menenges ? and some killer headaches so be warned! ). Apparently, keeping cool by staying someplace cold has it’s limits. Koreans seem to understand this; many Koreans believe that eating hot food or going to a sauna during a heatwave will help you overcome the heat by sweating a lot. I have always believed this! (Alas, further confirmation of my Korean-ness!)
I recall myself as a young woman wearing a long-sleeved shirt on the stifling nyc subway. This oddity caused a young man to ask me, concerned, if I was anemic. I was/am not anemic. I am often found in my own apartment wearing unseasonably bulky sweaters/hoodies as if I reside year-round in a winter log cabin. I was an enthusiastic fan of the 2020 celebrity-driven trend of wearing puffy coats during the summer (but never tried it myself.)
In part, I like wearing long sleeves as they prevent sunburned arms. I may be warped, but I’m convinced I’m cooler than those wearing flimsy tank tops and almost-naked wear. Incidentally, I like the look of balancing bare legs with a more covered top, which is very Korean of me. (To those who have seen my confused, haphazard outfits over my lifetime, it may surprise you that I have any heart-felt fashion principles. I do!)
As I start to plan a trip to Korea for my 50th birthday next year and to celebrate my 20th wedding anniversary, I ponder whether my family and I can tolerate my motherland in August–a month when weather can reach 100 degrees F. (I can’t be the only heat-hater who sometimes wishes the school calendar could be modified so that school ran through the summer and summer vacation began in the fall).
In the spirit of iyeolchiyeol and very much inspired by an article I read, consider having a party or at least a modest gathering of a few friends with this theme. Though for fun and benevolence, you might want to offer more traditional methods of staying cool as well.

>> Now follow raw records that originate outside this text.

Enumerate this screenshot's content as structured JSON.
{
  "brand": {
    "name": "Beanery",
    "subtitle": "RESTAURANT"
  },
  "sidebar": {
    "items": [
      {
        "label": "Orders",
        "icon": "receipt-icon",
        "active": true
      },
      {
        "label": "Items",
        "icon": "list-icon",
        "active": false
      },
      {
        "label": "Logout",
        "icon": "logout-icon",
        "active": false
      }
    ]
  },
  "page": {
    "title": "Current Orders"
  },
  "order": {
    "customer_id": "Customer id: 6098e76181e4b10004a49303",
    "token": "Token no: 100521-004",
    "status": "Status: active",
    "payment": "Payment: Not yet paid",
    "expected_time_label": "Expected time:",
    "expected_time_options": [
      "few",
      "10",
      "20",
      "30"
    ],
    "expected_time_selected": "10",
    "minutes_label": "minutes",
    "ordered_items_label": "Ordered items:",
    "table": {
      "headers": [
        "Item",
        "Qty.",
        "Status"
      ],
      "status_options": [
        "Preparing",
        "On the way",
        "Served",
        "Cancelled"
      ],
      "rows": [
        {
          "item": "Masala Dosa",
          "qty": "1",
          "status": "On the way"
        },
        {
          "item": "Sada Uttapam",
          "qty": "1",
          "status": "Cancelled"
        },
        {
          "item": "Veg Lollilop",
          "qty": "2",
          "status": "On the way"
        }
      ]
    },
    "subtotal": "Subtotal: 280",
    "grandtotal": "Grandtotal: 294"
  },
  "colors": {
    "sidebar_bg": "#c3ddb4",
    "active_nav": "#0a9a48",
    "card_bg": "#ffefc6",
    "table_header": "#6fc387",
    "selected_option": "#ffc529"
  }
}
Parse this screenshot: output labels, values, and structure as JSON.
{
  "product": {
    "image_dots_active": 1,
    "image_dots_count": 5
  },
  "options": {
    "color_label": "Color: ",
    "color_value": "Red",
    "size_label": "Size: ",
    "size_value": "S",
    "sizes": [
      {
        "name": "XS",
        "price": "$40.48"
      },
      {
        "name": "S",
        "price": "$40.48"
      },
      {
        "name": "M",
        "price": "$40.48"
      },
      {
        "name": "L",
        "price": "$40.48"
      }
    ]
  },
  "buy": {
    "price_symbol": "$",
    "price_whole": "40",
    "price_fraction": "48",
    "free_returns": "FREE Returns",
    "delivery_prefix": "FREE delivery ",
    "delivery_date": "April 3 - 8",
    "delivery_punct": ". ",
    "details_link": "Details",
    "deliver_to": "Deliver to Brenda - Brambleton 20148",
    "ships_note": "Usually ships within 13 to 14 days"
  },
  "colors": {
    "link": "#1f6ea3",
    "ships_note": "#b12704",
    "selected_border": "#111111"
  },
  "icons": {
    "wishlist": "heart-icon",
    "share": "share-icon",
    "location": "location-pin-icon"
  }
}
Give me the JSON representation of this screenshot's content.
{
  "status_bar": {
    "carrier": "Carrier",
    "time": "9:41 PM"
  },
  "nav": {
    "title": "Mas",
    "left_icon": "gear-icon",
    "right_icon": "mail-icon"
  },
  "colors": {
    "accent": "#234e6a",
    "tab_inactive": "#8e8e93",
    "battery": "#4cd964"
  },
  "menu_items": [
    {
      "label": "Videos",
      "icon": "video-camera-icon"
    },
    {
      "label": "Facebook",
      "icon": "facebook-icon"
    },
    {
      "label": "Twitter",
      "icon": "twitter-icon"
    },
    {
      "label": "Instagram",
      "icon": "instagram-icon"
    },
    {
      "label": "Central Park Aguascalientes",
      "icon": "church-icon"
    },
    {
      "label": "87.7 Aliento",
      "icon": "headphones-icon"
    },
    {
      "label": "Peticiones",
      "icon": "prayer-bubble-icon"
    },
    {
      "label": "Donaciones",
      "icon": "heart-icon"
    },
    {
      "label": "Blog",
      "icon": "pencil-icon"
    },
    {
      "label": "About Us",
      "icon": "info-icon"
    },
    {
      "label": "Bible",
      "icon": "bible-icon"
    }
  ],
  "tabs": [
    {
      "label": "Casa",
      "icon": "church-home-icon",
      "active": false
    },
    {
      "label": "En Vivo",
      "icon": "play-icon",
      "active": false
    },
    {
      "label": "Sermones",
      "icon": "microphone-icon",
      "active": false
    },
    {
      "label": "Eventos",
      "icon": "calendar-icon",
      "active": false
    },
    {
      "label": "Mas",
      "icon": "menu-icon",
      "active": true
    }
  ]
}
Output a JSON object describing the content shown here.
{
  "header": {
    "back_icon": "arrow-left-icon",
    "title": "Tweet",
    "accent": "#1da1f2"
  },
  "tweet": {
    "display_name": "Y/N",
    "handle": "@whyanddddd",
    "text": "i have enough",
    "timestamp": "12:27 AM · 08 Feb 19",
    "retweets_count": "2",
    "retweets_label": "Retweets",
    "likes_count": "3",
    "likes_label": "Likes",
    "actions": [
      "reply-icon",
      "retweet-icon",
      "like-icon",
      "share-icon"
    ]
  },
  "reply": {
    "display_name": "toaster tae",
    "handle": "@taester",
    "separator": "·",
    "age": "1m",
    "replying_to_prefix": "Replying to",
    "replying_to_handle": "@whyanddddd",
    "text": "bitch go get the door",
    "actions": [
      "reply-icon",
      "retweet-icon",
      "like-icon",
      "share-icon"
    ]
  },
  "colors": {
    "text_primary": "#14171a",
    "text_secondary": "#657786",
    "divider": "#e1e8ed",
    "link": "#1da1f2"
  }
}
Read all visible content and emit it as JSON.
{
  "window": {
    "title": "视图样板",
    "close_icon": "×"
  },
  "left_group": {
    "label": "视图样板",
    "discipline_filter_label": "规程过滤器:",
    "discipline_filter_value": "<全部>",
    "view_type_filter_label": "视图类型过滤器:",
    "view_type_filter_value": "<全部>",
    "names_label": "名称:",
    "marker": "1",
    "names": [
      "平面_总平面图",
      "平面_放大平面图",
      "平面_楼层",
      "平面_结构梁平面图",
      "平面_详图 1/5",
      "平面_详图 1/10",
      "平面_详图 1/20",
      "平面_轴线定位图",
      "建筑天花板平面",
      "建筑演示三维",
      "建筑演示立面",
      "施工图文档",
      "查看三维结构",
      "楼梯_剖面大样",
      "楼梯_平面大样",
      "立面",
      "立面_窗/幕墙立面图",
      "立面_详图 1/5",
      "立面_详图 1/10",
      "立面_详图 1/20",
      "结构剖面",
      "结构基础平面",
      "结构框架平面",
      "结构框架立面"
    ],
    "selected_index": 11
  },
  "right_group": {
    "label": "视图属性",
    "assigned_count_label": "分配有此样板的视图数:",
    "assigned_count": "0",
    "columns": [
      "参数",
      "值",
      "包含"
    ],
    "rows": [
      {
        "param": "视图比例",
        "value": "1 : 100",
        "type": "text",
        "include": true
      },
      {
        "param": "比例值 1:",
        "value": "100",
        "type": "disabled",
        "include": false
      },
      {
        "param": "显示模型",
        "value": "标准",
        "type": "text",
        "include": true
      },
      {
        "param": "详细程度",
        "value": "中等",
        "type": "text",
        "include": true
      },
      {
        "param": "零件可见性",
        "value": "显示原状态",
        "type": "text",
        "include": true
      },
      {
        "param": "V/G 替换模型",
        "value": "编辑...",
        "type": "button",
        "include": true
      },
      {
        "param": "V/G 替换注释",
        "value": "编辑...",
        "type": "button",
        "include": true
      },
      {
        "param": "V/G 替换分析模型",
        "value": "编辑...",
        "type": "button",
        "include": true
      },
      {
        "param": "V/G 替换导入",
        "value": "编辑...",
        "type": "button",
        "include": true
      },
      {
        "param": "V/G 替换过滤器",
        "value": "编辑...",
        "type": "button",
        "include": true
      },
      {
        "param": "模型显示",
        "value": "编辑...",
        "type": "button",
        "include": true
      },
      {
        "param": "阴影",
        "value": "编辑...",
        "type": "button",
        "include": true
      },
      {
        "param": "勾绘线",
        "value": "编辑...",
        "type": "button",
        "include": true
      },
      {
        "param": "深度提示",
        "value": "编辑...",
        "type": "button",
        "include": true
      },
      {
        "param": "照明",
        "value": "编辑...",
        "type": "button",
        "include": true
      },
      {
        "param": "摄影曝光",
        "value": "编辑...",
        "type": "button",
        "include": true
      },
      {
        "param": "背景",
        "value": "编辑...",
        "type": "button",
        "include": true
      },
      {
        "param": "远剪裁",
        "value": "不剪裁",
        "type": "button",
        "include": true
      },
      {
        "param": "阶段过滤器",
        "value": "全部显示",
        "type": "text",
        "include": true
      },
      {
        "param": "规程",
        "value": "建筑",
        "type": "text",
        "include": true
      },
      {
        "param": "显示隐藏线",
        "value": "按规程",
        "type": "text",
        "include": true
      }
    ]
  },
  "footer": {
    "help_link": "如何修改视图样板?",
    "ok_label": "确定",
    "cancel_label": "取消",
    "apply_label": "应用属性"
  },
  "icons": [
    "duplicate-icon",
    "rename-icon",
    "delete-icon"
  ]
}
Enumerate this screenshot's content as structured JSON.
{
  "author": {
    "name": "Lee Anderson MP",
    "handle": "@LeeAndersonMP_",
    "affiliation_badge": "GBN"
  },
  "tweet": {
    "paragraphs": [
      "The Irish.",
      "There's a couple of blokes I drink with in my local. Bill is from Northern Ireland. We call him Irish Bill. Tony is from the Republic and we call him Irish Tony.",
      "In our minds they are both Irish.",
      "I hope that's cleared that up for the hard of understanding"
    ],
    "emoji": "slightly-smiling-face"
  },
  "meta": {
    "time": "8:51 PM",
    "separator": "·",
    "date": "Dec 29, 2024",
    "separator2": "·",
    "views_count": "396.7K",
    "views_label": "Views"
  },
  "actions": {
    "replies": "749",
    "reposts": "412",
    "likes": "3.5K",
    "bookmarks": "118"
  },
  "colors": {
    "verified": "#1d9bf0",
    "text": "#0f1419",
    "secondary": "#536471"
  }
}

1. Many Koreans believe that being scared cools your body temperature down, which is supposedly why horror movies are released during the summer in Korea. That said, invite friends to watch some of these creepy tales, especially the one about the murderous twin sisters that will surely leave you frost-bitten.
2. Serve hot drinks–Korean soju hot toddy anyone? Throw in some fun cold ones to be charitable to your guests.
3. Offer guests hand warmers, the kind you slip into gloves during winter or cave in and provide a more traditional cooling method: offer guests ice facial rollers that have been pre-chilled in your fridge for a delightful jolt of cold. Or a cheaper option that is popular in Korea is to put your Korean facial masks in the fridge/freezer for a short time. That is just good times.
4. Serve hot Korean soups like samgyetang (ginseng chicken soup) and/or my favorite Korean icy cool-off soup Naengmyeon (cold buckwheat noodles), which comes in a package at HMart and Amazon of course.
5. Though this is not quite on point/relevant to this post,I am obsessed with these in-demand jelly cakes by a Korean-American baker that look perfect for a hot summer day. They make me smile.
6.Require or cheerfully suggest guests come wearing their best winter gear–puffy coats, scarves, winter beanies and mittens to add an element of ridiculousness. Absurdity elevates most parties, no?
7. Use fans or put your a/c on that conserve mode that you may shun on hot days (of course not in a heatwave, that would be selfish!). The idea is to be a little warm but not too warm. You don’t want want your guests to wilt, abandon the party spirit and question your regard for their well being/curse you out.
7. Decor, decor, decor. Hang a string high across your party space. Draw jagged flames with permanent markers on clear, thin acrylic sheets and then cut out the flames. Use a hole punch on each shape and and hang flames off the main line. Or use layered colored felt to make flames. Draw other things that are hot/summer themed. Good Lord, use your sense of humor if you have one. This could look really rough-hewn if you do just what I wrote above.
In drawing my imagined party, i notably forgot to include any guests, which may be my way of acknowledging that my friends would not want to extend their heat-wave misery and melt at my party for my sheer amusement. Perhaps this party is limited to my immediate family–an agreeable lot who often entertains my passing fancies.
Stay cool either conventionally or try the Korean iyeolchiyeol way!